The law, introduced by Assemblyman Chris Holden, D-Pasadena, was propelled by a union movement to increase pay. Fast food workers held demonstrations and walkouts to advocate for the bill over the summer.


“Today, fast food workers earned a voice at the table — across from massive corporations —to help improve their lives & workplaces. Thank you Gavin Newsom for signing AB 257 which will create the first fast food council in the country. All our essential workers deserve more!” California Labor Federation President Lorena Gonzalez wrote on Twitter.


The labor organization Service Employees International Union has worked for more than a decade to organize in fast food restaurants, including leading campaigns to raise the state’s minimum wage. SEIU advocated for the new fast food bill, too, and celebrated Newsom signing the law.

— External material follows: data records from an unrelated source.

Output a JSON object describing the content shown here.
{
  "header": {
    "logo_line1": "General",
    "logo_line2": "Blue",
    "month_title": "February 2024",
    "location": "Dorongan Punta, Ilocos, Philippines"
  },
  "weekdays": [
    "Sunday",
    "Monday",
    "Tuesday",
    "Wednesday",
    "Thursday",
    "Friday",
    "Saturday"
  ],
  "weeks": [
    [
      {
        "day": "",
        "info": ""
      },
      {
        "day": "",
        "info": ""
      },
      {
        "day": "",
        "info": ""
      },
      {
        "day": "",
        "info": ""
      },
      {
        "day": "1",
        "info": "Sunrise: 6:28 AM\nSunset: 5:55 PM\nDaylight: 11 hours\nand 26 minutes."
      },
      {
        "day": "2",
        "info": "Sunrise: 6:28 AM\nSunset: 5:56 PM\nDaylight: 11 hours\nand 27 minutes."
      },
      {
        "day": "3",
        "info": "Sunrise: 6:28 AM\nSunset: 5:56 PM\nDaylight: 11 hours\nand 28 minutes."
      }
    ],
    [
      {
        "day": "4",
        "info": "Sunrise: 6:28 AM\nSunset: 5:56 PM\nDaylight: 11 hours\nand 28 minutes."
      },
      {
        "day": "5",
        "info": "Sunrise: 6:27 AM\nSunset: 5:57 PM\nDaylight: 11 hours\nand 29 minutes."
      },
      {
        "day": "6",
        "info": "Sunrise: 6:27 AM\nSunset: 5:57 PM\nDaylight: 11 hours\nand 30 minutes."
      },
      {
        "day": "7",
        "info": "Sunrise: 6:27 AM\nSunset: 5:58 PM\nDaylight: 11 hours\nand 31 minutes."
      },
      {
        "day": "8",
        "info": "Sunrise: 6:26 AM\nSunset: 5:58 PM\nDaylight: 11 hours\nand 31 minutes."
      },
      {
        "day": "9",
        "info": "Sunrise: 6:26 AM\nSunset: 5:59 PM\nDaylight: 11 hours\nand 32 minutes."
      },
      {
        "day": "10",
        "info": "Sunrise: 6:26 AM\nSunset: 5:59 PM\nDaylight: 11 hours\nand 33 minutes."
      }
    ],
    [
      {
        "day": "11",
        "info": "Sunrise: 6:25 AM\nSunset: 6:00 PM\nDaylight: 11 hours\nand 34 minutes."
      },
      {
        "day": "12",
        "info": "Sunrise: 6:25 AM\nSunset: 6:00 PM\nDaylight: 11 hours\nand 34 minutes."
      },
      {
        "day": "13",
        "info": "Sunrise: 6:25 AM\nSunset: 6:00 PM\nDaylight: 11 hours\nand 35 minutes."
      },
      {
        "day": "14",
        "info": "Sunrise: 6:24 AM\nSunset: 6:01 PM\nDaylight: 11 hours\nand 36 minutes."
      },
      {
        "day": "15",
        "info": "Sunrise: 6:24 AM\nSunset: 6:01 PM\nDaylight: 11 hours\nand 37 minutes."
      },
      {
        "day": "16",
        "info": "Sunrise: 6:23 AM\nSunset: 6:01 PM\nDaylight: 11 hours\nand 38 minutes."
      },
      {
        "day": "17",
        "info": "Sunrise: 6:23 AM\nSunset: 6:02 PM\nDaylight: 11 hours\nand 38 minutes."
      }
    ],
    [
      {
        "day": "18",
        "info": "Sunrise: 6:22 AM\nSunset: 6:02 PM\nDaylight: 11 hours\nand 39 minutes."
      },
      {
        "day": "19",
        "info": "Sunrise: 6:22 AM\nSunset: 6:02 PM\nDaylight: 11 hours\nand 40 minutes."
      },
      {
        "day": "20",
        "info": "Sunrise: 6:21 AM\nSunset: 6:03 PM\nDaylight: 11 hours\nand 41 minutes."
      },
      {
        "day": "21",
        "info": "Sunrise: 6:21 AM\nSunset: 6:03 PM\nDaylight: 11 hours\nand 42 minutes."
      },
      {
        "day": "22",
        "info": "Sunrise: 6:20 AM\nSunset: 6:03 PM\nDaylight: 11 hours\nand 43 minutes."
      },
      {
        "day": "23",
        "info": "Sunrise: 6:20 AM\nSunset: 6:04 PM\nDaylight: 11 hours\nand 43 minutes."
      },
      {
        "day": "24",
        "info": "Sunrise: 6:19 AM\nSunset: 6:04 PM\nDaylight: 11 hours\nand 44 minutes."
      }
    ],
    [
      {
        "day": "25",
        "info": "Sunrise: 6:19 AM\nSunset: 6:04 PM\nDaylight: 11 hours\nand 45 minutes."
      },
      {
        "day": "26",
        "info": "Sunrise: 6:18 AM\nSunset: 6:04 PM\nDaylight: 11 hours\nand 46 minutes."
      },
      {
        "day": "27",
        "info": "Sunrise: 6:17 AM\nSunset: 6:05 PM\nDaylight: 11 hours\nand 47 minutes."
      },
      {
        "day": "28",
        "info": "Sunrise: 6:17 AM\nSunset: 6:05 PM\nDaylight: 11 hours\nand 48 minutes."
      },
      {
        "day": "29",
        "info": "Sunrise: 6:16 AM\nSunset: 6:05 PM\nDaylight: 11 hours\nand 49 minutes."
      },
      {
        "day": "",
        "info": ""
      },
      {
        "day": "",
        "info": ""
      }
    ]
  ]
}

“If you see me crying today it’s (because) I’m completely filled with joy. 550k+ fast food workers finally got their seat at the table to set their working conditions,” SEIU California Executive Director Tia Orr wrote on Twitter.


Fast food companies and owners of franchises, as well as the California Restaurant Association and the International Franchise Association opposed the law. They argue that California already has strict labor laws and their industry complies with them. They also contend the bill will raise costs for consumers.


International Franchise Association President Matthew Haller in a written statement said many fast food franchise owners are unsure how they’ll keep up with expenses after the labor council takes effect.


“By signing this bill, Gov. Newsom is siding with special interests rather than the people and small businesses of California,” International Franchise Association President and CEO Matthew Haller said in a written statement. “This bill has been built on a lie, and now small business owners, their employees, and their customers will have to pay the price. This bill is a fork in the eye to franchise owners and customers at a time when it hurts most.”